Examine the records below. Report how many of their lines contain the word "JSON", with no other content.

[Entries from a dataset of interfaces]
* * * *
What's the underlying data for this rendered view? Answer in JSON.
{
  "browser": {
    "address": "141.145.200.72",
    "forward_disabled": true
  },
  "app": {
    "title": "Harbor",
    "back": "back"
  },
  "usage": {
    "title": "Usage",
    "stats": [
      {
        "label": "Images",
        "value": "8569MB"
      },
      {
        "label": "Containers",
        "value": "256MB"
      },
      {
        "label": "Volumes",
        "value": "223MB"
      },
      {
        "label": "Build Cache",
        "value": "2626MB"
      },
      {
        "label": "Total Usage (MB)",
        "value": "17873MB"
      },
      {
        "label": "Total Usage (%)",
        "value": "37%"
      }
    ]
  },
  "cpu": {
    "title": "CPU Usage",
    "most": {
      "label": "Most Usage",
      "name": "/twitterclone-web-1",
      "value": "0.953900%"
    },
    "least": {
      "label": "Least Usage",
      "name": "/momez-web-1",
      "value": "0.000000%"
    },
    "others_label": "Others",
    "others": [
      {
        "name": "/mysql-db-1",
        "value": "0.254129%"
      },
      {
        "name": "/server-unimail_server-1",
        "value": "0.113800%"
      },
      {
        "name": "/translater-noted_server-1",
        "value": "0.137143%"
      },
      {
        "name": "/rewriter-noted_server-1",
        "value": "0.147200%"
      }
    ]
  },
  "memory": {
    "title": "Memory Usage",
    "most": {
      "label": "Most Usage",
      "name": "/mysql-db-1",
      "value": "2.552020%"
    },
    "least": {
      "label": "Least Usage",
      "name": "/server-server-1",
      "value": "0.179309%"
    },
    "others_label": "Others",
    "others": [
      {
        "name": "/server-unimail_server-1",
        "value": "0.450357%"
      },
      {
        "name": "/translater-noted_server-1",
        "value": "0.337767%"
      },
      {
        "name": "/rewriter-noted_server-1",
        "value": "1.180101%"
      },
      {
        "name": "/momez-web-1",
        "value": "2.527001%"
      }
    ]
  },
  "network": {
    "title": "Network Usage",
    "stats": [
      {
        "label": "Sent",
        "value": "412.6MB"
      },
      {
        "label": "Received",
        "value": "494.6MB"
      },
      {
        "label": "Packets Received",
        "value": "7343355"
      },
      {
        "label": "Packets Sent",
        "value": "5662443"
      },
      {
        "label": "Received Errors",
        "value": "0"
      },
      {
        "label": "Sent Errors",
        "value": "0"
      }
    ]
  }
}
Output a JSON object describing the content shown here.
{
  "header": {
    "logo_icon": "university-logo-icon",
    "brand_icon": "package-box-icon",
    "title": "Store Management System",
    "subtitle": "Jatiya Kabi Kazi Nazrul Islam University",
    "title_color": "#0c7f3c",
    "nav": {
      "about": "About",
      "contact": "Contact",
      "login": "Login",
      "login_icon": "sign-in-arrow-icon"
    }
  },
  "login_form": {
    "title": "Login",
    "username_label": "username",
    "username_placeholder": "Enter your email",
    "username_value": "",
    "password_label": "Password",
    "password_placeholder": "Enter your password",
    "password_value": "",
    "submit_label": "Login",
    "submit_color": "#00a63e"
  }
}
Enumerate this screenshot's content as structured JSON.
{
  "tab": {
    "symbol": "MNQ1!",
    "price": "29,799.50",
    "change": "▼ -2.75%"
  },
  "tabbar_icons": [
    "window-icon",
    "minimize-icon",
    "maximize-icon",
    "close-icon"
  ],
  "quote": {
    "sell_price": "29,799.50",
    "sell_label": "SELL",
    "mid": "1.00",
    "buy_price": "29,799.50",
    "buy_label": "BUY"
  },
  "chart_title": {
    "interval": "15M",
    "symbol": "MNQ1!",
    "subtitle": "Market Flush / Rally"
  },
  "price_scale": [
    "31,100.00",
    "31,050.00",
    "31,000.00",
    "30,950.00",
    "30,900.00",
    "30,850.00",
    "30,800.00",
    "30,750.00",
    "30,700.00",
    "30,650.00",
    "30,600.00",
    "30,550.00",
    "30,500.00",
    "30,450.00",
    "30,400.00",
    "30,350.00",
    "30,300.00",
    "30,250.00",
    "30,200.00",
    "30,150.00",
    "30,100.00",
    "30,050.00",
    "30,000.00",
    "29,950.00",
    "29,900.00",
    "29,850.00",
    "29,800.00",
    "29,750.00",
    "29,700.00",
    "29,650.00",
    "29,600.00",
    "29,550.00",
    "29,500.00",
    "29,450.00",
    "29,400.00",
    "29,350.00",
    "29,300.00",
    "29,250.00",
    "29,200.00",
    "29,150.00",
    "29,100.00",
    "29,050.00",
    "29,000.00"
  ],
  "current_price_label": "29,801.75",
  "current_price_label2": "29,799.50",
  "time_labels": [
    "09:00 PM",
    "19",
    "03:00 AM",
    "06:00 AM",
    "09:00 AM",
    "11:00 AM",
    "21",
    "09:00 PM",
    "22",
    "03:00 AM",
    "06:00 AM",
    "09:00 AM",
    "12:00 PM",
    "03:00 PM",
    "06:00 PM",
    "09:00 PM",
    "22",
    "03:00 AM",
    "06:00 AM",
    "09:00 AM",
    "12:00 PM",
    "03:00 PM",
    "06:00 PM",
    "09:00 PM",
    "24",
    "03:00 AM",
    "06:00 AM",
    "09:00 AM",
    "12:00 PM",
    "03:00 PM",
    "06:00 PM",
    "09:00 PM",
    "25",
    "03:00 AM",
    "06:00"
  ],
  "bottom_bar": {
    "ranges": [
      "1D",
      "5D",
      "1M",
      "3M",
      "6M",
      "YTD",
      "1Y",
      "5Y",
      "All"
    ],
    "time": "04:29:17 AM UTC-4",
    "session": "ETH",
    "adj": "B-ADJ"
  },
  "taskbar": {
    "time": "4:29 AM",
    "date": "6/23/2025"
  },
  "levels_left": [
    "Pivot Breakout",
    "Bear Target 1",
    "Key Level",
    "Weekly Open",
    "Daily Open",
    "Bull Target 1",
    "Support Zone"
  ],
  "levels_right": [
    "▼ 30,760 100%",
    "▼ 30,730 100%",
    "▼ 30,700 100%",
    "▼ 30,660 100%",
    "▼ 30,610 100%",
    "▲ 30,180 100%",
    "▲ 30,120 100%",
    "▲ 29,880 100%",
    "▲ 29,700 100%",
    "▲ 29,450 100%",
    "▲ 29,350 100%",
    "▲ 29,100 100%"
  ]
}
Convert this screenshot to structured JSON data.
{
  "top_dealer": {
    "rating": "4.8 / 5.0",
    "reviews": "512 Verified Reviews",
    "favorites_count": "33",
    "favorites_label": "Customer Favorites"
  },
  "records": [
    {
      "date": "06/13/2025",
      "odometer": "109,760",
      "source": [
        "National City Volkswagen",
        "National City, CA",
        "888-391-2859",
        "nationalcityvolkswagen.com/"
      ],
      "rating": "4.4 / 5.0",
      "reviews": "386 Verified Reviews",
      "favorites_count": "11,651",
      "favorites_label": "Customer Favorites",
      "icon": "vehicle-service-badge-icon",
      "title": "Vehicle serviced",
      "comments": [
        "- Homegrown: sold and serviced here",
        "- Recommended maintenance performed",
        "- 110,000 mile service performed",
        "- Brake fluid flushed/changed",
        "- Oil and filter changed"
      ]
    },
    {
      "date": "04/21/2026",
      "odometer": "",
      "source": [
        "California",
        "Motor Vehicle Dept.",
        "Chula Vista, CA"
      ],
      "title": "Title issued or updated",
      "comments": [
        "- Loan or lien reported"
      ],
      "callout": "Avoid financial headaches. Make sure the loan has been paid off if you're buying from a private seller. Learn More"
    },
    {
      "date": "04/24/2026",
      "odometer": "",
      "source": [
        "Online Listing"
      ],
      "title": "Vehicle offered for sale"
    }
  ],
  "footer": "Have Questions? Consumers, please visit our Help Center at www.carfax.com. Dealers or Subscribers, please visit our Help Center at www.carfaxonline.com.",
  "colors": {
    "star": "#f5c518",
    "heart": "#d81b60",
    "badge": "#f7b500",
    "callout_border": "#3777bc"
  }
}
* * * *
### [Answer to this problem]
4